Challenged to do more on BLM issues

Steve Baldwin, Sale


DURING this past week, I have benefitted immensely by reading and hearing many others’ thoughts and words and actions on the subject of race-based vilification.

My eyes have been opened more by the brilliant oratory of US author James Baldwin (I commend the SBS re-run of I Am Not Your Negro, Monday, June 22), as by the written words of our own sports writer Greg Baum in the Sunday Age June 28 – and others in between.

I have been challenged to do more.

We white people are lucky to have been born white, for we have claimed (nearly all) the world as ours.

We have no idea, no understanding at all, of what it is like to be black, or brown, or yellow, or anything in between.

From the moment those fellow Australians of ours walk out their front doors to when they get home, they wait – for some put-down, some sneering or blank look, some sniggering remark.

They wait, holding their breaths that they might be ‘profiled’ in going into or leaving a shop, or in using public transport, or in simply trying to engage, with me, by eye contact and hoping I will return their attempt, and not look away, with disdain.
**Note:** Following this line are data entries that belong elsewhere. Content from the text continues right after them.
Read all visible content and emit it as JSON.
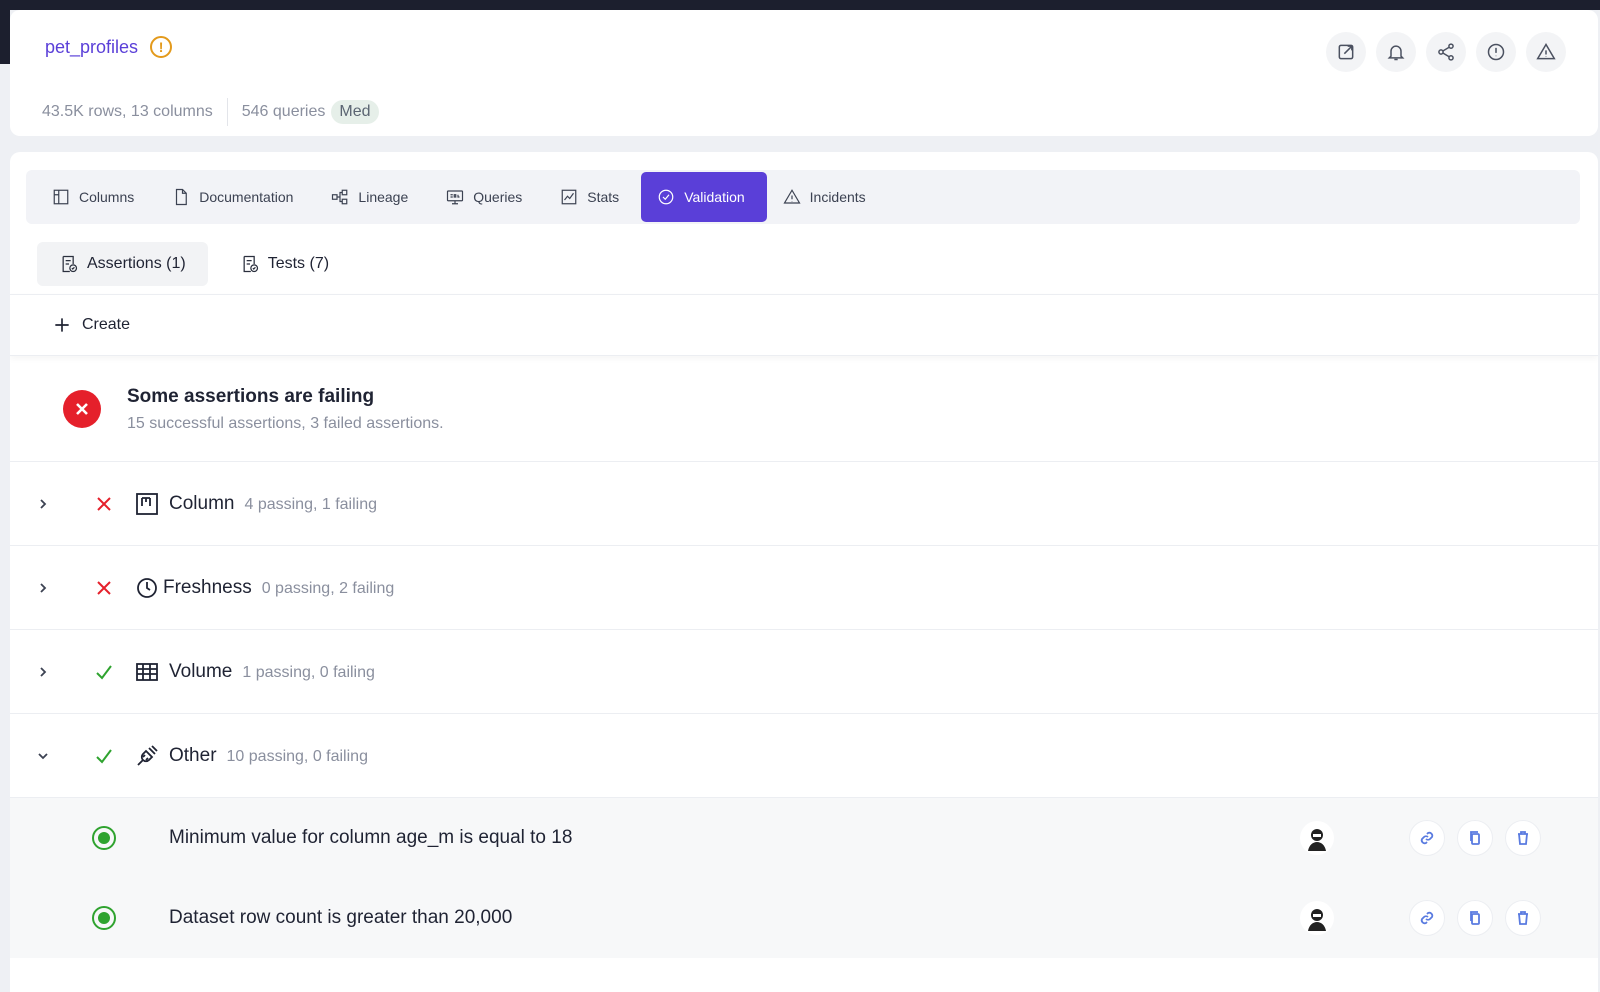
{
  "dataset": {
    "name": "pet_profiles",
    "rows_columns": "43.5K rows, 13 columns",
    "queries": "546 queries",
    "usage_badge": "Med"
  },
  "header_actions": [
    "open-external-icon",
    "bell-icon",
    "share-icon",
    "info-circle-icon",
    "warning-triangle-icon"
  ],
  "tabs": [
    {
      "label": "Columns",
      "icon": "columns-icon"
    },
    {
      "label": "Documentation",
      "icon": "document-icon"
    },
    {
      "label": "Lineage",
      "icon": "lineage-icon"
    },
    {
      "label": "Queries",
      "icon": "sql-icon"
    },
    {
      "label": "Stats",
      "icon": "chart-icon"
    },
    {
      "label": "Validation",
      "icon": "check-circle-icon",
      "active": true
    },
    {
      "label": "Incidents",
      "icon": "warning-icon"
    }
  ],
  "subtabs": [
    {
      "label": "Assertions (1)",
      "active": true
    },
    {
      "label": "Tests (7)",
      "active": false
    }
  ],
  "create_label": "Create",
  "summary": {
    "title": "Some assertions are failing",
    "subtitle": "15 successful assertions, 3 failed assertions."
  },
  "groups": [
    {
      "label": "Column",
      "count": "4 passing, 1 failing",
      "status": "fail",
      "expanded": false
    },
    {
      "label": "Freshness",
      "count": "0 passing, 2 failing",
      "status": "fail",
      "expanded": false
    },
    {
      "label": "Volume",
      "count": "1 passing, 0 failing",
      "status": "pass",
      "expanded": false
    },
    {
      "label": "Other",
      "count": "10 passing, 0 failing",
      "status": "pass",
      "expanded": true
    }
  ],
  "assertions": [
    {
      "text": "Minimum value for column age_m is equal to 18",
      "status": "passing"
    },
    {
      "text": "Dataset row count is greater than 20,000",
      "status": "passing"
    }
  ],
  "colors": {
    "accent": "#5a3fd8",
    "fail": "#e5202b",
    "pass": "#2fa32f",
    "warning": "#e39a1c"
  }
}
Baum makes it oh, so clear that racism is out there nearly every day for our sports people, even for our ‘good guys’ like Eddie Betts, let alone our ‘villains (??)’, like Adam Goodes and Nicky Winmar.

Baum knows that the vilification does go on and on and on.
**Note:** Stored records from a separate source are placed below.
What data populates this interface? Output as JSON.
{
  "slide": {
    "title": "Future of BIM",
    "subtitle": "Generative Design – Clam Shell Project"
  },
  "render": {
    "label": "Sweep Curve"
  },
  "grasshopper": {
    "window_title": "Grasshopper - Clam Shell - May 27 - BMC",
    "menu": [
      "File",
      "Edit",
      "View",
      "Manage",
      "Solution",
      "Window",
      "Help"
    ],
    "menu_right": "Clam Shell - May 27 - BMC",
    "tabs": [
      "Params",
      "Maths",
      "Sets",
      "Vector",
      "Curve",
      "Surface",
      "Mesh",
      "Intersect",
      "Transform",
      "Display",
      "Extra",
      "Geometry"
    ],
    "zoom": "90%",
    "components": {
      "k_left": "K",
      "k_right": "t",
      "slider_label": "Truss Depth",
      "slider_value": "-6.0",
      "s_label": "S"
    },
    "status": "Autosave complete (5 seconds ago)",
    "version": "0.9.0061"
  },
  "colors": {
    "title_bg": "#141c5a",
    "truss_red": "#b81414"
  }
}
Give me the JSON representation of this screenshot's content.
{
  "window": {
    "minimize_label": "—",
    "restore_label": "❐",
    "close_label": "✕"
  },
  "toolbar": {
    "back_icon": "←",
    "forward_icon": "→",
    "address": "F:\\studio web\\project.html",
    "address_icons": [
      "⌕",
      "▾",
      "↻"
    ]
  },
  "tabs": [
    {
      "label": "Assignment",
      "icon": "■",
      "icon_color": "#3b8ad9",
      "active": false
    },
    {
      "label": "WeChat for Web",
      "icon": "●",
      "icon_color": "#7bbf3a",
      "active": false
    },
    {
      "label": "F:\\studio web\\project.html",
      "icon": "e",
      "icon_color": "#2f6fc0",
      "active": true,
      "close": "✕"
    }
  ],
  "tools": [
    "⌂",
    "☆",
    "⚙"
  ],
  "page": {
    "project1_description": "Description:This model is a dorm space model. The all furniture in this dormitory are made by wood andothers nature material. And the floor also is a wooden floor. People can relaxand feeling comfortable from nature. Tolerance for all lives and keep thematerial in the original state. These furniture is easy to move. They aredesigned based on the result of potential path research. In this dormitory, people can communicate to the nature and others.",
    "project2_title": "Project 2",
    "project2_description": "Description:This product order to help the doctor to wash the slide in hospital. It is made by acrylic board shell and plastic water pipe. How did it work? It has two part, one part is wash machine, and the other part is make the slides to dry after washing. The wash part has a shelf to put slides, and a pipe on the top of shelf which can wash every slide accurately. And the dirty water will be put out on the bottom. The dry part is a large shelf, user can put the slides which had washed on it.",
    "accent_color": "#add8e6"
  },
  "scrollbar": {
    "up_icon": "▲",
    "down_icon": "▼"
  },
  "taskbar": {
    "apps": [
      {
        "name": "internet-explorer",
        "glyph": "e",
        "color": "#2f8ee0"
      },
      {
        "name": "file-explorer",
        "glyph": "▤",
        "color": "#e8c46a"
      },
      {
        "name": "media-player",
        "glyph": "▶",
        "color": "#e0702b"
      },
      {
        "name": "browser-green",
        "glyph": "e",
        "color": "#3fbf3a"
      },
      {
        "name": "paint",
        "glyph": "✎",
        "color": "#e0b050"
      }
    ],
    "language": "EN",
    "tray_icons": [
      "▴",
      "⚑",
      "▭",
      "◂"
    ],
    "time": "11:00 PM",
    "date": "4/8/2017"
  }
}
Baldwin has shown me that when I insist that anyone different to me must change to my culture, my way of thinking, my standards (whatever those standards are – and don’t we all really know they are not standard across all white Australians anyway), then “they shouldn’t be here” or “they’ll never be any different”.

He knows that I debase myself – and that by extension – my country debases itself, is causing harm to itself, by not giving recognition to the fact that whether it is by neglect, or by non-involvement, let alone direct hostility, when we remain tight-lipped, when we do not speak out and actually be anti-racist, we run the risk of degenerating into a total spiral of disrespect and distrust.

We have put our political leaders where they are. We must care enough to remove them if they choose not to give us better example of what it takes to make us a truly multicultural country, indeed to be proud to be multicultural.

And all of us must share a willingness to speak up, to act as we can, when we witness acts of vilification or violence, be they verbal or physical.